**Input for this task**
+-------+
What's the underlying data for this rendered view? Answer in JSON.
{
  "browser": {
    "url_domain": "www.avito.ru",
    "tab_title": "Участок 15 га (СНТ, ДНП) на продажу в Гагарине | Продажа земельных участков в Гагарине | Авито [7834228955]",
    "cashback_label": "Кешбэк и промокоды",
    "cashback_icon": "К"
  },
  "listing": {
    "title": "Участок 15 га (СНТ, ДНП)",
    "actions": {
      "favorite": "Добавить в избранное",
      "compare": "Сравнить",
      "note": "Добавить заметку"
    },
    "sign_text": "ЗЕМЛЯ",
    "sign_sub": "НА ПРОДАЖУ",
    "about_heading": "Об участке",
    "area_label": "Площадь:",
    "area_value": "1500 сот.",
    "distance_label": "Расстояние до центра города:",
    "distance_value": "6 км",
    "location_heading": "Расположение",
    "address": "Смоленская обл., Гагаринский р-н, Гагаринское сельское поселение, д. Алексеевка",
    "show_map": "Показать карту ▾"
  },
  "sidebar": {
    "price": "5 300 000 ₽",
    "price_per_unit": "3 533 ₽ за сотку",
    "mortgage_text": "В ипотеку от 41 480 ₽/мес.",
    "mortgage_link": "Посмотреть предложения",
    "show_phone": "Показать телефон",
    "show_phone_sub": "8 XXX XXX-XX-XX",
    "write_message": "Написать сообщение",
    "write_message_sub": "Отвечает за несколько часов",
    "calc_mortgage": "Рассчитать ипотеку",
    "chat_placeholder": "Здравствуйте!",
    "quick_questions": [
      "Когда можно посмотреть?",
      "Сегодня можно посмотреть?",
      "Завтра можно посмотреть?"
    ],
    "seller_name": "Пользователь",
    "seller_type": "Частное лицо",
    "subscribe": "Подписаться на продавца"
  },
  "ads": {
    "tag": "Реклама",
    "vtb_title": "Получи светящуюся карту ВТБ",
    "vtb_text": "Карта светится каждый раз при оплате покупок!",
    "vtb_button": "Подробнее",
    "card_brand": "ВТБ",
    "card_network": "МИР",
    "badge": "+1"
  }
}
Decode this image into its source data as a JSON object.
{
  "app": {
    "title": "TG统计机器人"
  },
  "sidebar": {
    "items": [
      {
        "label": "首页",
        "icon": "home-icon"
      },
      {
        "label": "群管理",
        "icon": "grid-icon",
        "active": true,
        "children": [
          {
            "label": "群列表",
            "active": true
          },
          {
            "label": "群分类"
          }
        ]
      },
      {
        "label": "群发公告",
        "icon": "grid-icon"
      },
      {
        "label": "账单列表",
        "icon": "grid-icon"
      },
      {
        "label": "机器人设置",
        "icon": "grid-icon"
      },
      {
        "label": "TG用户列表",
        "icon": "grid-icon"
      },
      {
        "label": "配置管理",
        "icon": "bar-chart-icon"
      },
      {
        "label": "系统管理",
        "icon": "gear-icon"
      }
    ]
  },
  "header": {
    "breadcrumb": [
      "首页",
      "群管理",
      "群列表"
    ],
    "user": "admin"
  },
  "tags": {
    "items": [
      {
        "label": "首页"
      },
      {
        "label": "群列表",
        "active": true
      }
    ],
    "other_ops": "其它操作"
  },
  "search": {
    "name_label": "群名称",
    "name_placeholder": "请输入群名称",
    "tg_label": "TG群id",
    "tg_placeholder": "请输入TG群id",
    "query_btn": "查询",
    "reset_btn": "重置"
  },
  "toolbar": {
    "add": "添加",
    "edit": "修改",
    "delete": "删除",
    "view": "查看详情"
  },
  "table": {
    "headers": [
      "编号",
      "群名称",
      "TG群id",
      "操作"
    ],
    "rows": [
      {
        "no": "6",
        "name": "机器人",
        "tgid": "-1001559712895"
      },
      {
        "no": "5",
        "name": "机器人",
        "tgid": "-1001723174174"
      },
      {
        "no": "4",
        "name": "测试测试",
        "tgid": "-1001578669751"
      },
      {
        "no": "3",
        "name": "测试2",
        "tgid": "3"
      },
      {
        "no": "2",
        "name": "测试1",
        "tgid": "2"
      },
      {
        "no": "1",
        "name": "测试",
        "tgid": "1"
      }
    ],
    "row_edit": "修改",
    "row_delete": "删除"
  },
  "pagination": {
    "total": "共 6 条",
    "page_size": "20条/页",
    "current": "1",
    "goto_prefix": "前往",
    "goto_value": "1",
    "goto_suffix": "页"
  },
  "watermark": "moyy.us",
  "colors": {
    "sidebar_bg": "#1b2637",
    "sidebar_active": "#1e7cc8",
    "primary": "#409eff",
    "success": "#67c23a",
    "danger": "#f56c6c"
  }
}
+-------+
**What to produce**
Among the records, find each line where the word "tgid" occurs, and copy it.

**Reply to the task**
        "tgid": "-1001559712895"
        "tgid": "-1001723174174"
        "tgid": "-1001578669751"
        "tgid": "3"
        "tgid": "2"
        "tgid": "1"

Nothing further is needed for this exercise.